Bridget Louise Riley was born on April 24, 1931 in London (UK). Bridget was educated at Cheltenham Ladies’ College; she studied art first at Goldsmiths College and later at the Royal College of Art, where her fellow students included artists Peter Blake and Frank Auerbach. She left college early to look after her ailing father, and suffered a mental breakdown shortly thereafter. After recovery, she worked in a number of jobs, including several as an art teacher, and briefly in the art department of the advertising company J. Walter Thompson.
In the late 1950s, Riley began to produce works in a style recognisably her own, a style inspired by a number of sources. A study of the pointillism of Georges Seurat, and subsequent landscapes produced in that style, led to her interest in optical effects. The paintings of Victor Vasarely, who had used designs of black and white lines since the 1930s also had a strong influence on Riley’s early works. In her later works, the influence of the futurists, especially Giacomo Balla, can also be observed.
It was during this time that Riley began to paint the black and white works for which she is best known today. They present a great variety of geometric forms that produce sensations of movement or colour. In the early 1960s, her works were said to induce sensations in viewers as varied as seasickness and sky diving. Works in this style comprised her first solo show in London in 1962 at Gallery One run by Victor Musgrave, as well as numerous subsequent shows. Visually, these works relate to many concerns of the period: a perceived need for audience participation (this relates them to the Happenings, for which the period is famous), challenges to the notion of the mind-body duality which led some people to experiment with hallucinogenic drugs (see Aldous Huxley’s writings); concerns with a tension between a scientific future which might be very beneficial or might lead to a nuclear war; and fears about the loss of genuine individual experience in a Brave New World.
Although remembered today mainly for the impressions of movement and colour they give through the exploitation of optical illusions, it is speculated that the impetus for Riley making these seemingly cold and calculated works was a failed love affair. One of the more famous works in this style is Fall (1963).
In 1965, Riley exhibited in the New York City show, The Responsive Eye, the exhibition which first drew attention to so-called Op art. One of her paintings was reproduced on the cover of the show’s catalogue, though Riley later became disillusioned with the movement, and expressed regret that her work was exploited for commercial purposes.

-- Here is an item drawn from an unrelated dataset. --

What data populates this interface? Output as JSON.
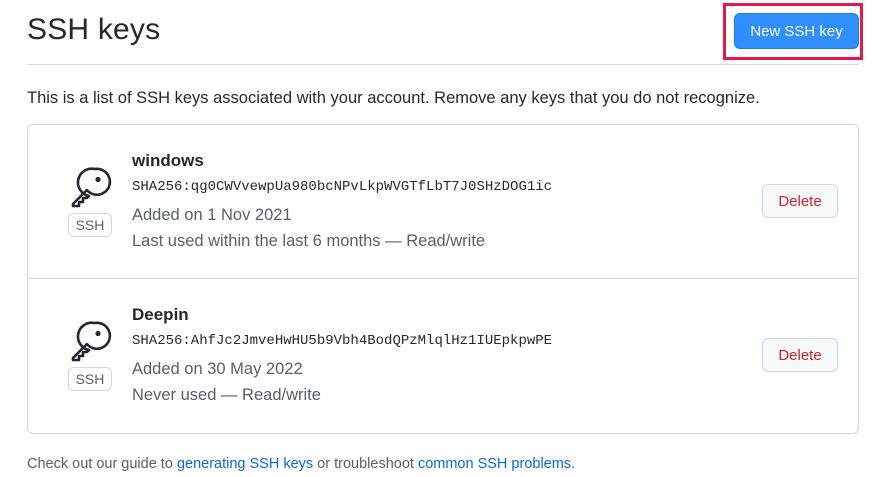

Following a major retrospective in the early 1970s, Riley began traveling extensively. After a trip to Egypt in the early 1980s, where she was inspired by colourful hieroglyphic decoration, Riley began to explore colour and contrast. In some works, lines of colour are used to created a shimmering effect, , while in other works, the canvas is filled with tessellating patterns. In 1986 Riley met the postmodern painters Philip Taaffe and Ross Bleckner, and was inspired to introduce a diagonal element to her work. Typical of these later colourful works is Shadowplay.
In many works since this period, Riley has employed others to paint the pieces, while she concentrates on the actual design of her work.